-- RECORDS FOR PROCESSING --

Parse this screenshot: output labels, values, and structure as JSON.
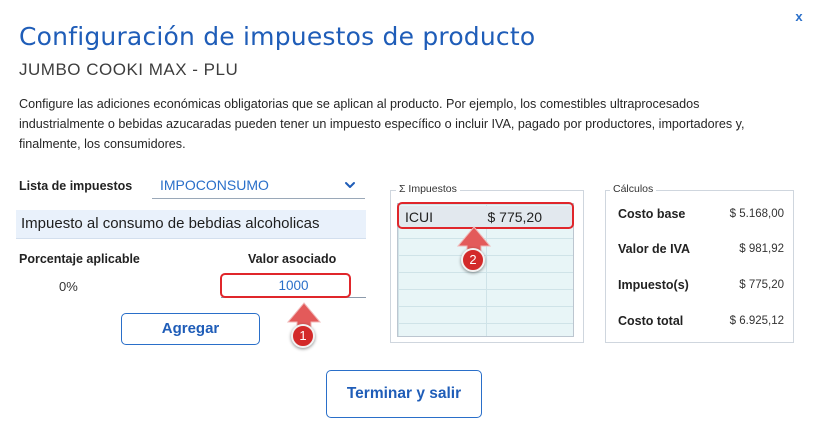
{
  "dialog": {
    "title": "Configuración de impuestos de producto",
    "subtitle": "JUMBO COOKI MAX - PLU",
    "description": "Configure las adiciones económicas obligatorias que se aplican al producto. Por ejemplo, los comestibles ultraprocesados industrialmente o bebidas azucaradas pueden tener un impuesto específico o incluir IVA, pagado por productores, importadores y, finalmente, los consumidores.",
    "close_label": "x"
  },
  "form": {
    "lista_label": "Lista de impuestos",
    "lista_value": "IMPOCONSUMO",
    "tax_name": "Impuesto al consumo de bebdias alcoholicas",
    "pct_label": "Porcentaje aplicable",
    "pct_value": "0%",
    "val_label": "Valor asociado",
    "val_value": "1000",
    "add_button": "Agregar",
    "finish_button": "Terminar y salir"
  },
  "taxes": {
    "legend": "Σ Impuestos",
    "rows": [
      {
        "name": "ICUI",
        "amount": "$ 775,20"
      }
    ]
  },
  "calc": {
    "legend": "Cálculos",
    "rows": [
      {
        "label": "Costo base",
        "value": "$ 5.168,00"
      },
      {
        "label": "Valor de IVA",
        "value": "$ 981,92"
      },
      {
        "label": "Impuesto(s)",
        "value": "$ 775,20"
      },
      {
        "label": "Costo total",
        "value": "$ 6.925,12"
      }
    ]
  },
  "annotations": {
    "marker_1": "1",
    "marker_2": "2"
  },
  "colors": {
    "accent": "#1f5db8",
    "highlight": "#e0262b",
    "marker": "#d32a2a"
  },
  "icons": {
    "dropdown": "chevron-down-icon",
    "close": "close-icon"
  }
}
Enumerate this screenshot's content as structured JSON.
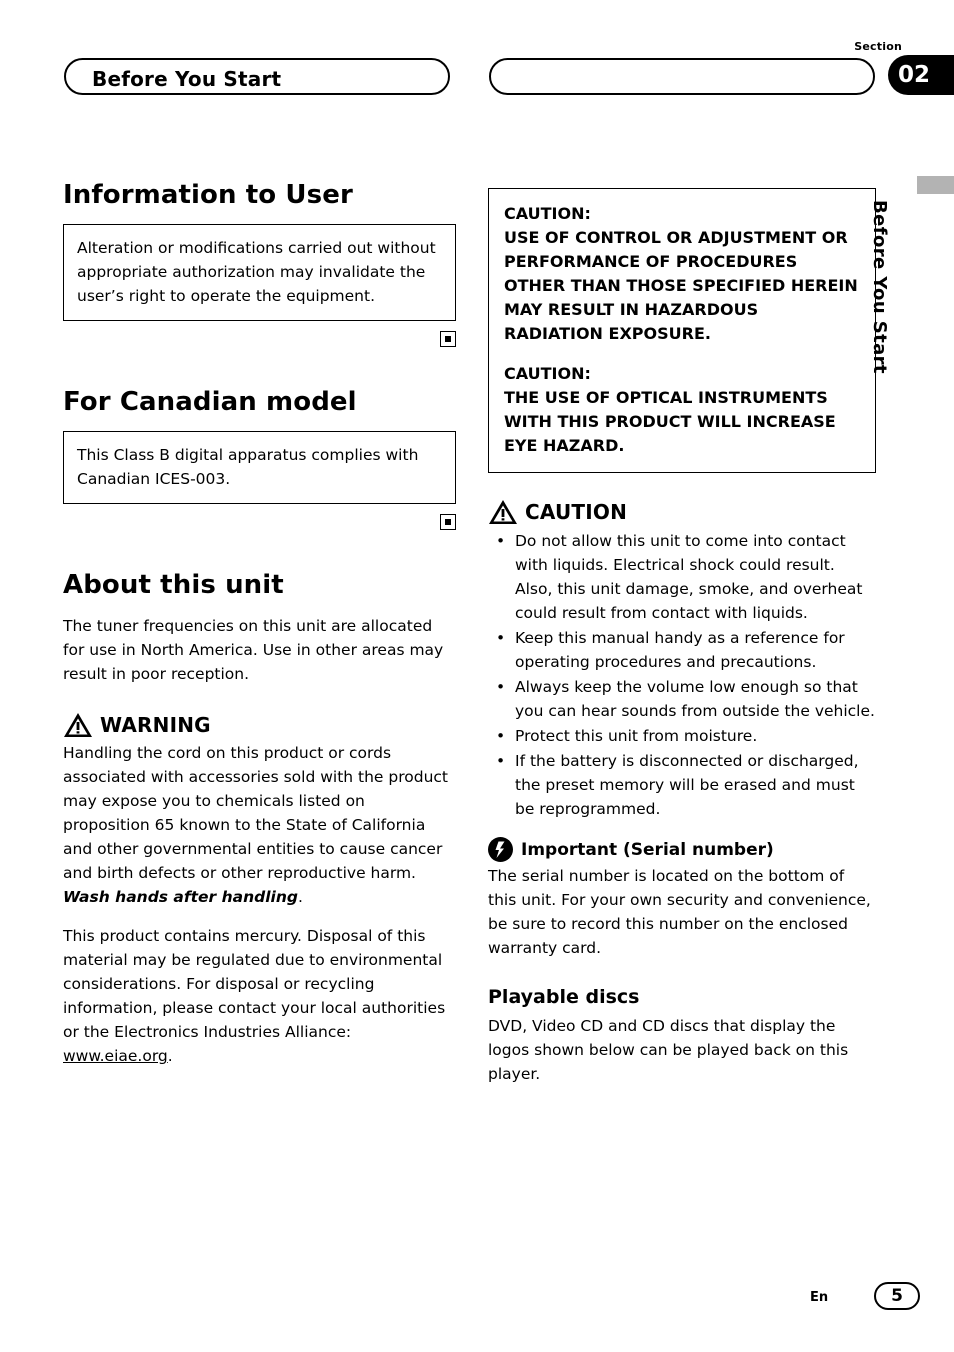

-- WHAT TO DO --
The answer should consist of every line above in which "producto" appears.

-- COMPLETED TASK --
    "title": "Configuración de impuestos de producto",
    "description": "Configure las adiciones económicas obligatorias que se aplican al producto. Por ejemplo, los comestibles ultraprocesados industrialmente o bebidas azucaradas pueden tener un impuesto específico o incluir IVA, pagado por productores, importadores y, finalmente, los consumidores.",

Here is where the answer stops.